‘Safe harbour’ laws can be complicated
Until very recently, directors of companies — the people who run the vast majority of businesses in Australia, from your corner store to global giants — were liable to serious penalties if they allowed their business to operate while insolvent whether they took reasonable action or not.
The fear of penalties gave them an incentive to place the business into administration or liquidation early and fast, rather than soldiering on or working their way out of trouble.
The problem was that it is very difficult in many businesses to work out where the line is between doing it tough and being insolvent.
Entrepreneurs and other business leaders were discouraged from taking even sensible business risks that they may otherwise have taken.
Many argued that the law was stifling innovation in the economy.
In September this year, the socalled “safe harbour” laws were passed by Federal Parliament.
Rather than having to sacrifice the company in order to safeguard themselves and avoid trying to trade out of difficulty, the law now gives directors the opportunity, under strict conditions, to take reasonable action to work out how to continue trading.

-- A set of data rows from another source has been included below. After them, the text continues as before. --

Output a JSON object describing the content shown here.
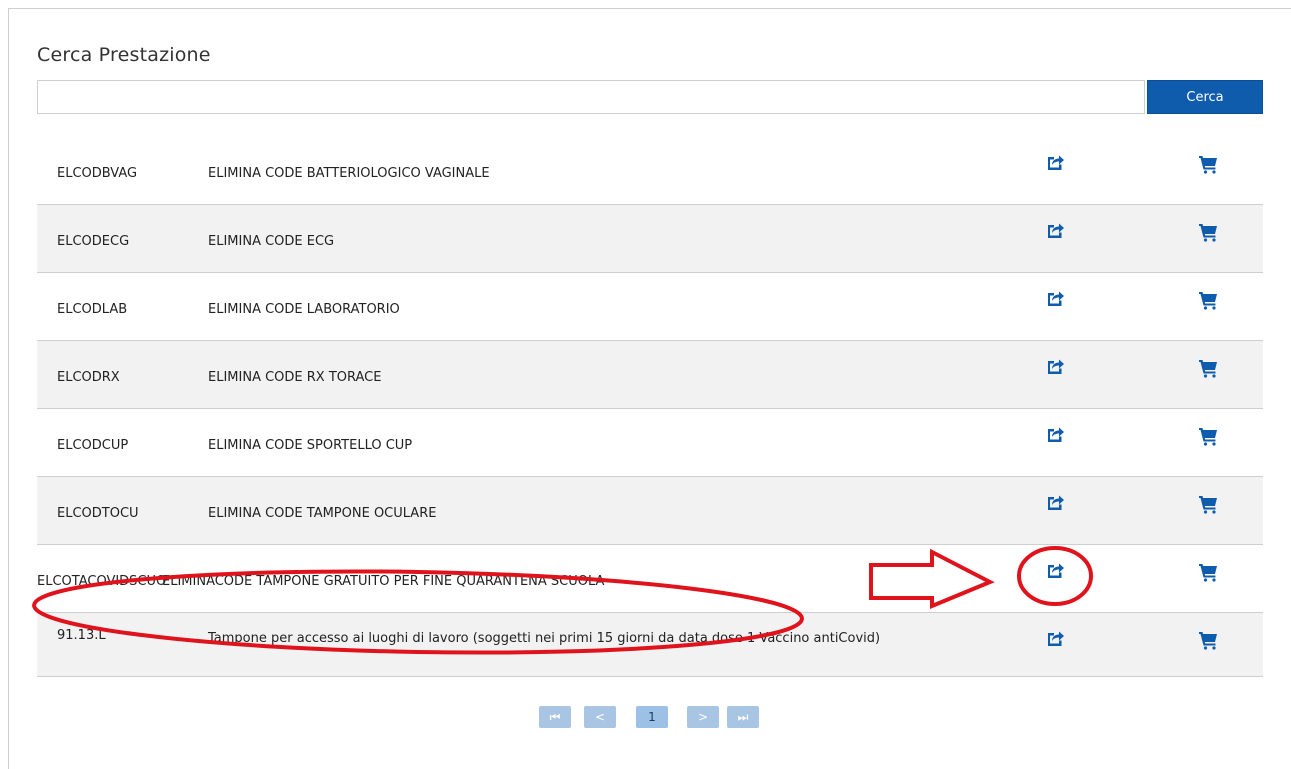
{
  "page": {
    "title": "Cerca Prestazione",
    "search_button": "Cerca",
    "search_value": ""
  },
  "rows": [
    {
      "code": "ELCODBVAG",
      "desc": "ELIMINA CODE BATTERIOLOGICO VAGINALE"
    },
    {
      "code": "ELCODECG",
      "desc": "ELIMINA CODE ECG"
    },
    {
      "code": "ELCODLAB",
      "desc": "ELIMINA CODE LABORATORIO"
    },
    {
      "code": "ELCODRX",
      "desc": "ELIMINA CODE RX TORACE"
    },
    {
      "code": "ELCODCUP",
      "desc": "ELIMINA CODE SPORTELLO CUP"
    },
    {
      "code": "ELCODTOCU",
      "desc": "ELIMINA CODE TAMPONE OCULARE"
    },
    {
      "code": "ELCOTACOVIDSCUO",
      "desc": "ELIMINACODE TAMPONE GRATUITO PER FINE QUARANTENA SCUOLA"
    },
    {
      "code": "91.13.L",
      "desc": "Tampone per accesso ai luoghi di lavoro (soggetti nei primi 15 giorni da data dose 1 Vaccino antiCovid)"
    }
  ],
  "pager": {
    "first": "⏮",
    "prev": "<",
    "current": "1",
    "next": ">",
    "last": "⏭"
  },
  "icons": {
    "share": "share-icon",
    "cart": "cart-icon"
  },
  "colors": {
    "primary": "#0f5cad",
    "annotation": "#e0131c",
    "row_alt": "#f2f2f2"
  }
}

The new laws are complicated, and it remains to be seen how the courts will interpret them.
If you are worried about whether your business is insolvent, it is now even more important to take advice on the many options available to you.
But you cannot delay — the moment you suspect insolvency, you need to seek professional advice and be able to show you took sensible action.
Having accounting and legal advice will be critical if you are later prosecuted, to show that you took reasonable steps.
If you are worried about your exposure to another company you suspect is insolvent, you should also act quickly to get advice on how to navigate that situation — to contain the risks of missing out if the business is later placed into administration.
This is general information only and does not constitute specific legal advice. If you would like further information in relation to this matter or other legal matters, contact HHG Legal Group on 9481 2322.
Walpole author Sarah Drummond has been short-listed for the International Dublin Literary Award.